━━━ Material supplied ━━━

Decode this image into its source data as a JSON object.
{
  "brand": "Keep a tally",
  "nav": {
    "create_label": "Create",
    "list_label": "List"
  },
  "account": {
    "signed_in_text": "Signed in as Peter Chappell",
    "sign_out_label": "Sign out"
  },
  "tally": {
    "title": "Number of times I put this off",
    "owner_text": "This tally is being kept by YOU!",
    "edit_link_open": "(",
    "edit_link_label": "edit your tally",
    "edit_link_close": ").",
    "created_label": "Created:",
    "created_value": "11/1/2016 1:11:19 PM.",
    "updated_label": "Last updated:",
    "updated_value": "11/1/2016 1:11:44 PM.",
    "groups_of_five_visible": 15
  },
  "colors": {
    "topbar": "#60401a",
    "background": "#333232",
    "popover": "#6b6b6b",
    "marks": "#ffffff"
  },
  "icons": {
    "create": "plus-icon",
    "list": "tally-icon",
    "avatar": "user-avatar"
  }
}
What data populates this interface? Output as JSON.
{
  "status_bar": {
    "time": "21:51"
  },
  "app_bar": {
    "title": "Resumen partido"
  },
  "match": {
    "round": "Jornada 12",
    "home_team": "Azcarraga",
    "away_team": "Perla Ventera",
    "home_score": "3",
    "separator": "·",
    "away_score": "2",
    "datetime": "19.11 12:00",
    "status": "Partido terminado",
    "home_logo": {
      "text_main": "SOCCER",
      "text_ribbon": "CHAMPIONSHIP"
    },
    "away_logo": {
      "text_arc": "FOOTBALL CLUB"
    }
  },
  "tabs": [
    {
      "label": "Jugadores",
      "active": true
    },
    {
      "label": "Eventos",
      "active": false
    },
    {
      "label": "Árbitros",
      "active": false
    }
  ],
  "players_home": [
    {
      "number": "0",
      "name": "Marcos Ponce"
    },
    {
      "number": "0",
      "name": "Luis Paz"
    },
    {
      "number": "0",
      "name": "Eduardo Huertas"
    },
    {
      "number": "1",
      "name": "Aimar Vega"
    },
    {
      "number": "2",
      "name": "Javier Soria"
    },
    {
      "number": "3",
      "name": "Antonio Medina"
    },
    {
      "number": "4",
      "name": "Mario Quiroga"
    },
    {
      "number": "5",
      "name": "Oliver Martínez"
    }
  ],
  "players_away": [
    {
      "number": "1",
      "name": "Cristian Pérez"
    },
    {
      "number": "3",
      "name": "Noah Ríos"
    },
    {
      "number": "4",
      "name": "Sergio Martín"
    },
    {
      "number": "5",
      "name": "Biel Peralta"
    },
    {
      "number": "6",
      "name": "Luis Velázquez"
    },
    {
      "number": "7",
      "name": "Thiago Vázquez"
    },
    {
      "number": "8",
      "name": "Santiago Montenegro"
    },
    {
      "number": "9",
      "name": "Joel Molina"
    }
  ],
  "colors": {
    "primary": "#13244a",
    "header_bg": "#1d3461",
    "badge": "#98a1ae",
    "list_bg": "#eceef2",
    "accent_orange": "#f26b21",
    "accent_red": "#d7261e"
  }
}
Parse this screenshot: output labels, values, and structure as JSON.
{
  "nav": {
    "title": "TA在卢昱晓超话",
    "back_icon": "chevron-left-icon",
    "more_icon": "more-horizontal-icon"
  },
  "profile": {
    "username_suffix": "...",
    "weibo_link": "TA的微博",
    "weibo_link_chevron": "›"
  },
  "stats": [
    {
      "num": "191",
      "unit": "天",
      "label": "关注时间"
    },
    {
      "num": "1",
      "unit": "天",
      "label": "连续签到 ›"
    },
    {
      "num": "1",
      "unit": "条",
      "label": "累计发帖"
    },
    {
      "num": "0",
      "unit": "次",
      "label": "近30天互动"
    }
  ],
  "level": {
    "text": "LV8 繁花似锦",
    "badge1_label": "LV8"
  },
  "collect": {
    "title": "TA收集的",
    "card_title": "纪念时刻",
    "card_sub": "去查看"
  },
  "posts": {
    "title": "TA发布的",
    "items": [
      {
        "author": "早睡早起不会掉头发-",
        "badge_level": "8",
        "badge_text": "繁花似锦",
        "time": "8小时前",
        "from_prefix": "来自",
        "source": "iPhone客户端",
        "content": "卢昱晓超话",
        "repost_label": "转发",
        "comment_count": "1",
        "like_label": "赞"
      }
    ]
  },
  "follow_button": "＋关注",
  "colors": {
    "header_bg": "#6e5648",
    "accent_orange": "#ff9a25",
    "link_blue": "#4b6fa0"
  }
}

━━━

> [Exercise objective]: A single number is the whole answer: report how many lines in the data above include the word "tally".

> [Final answer]: 5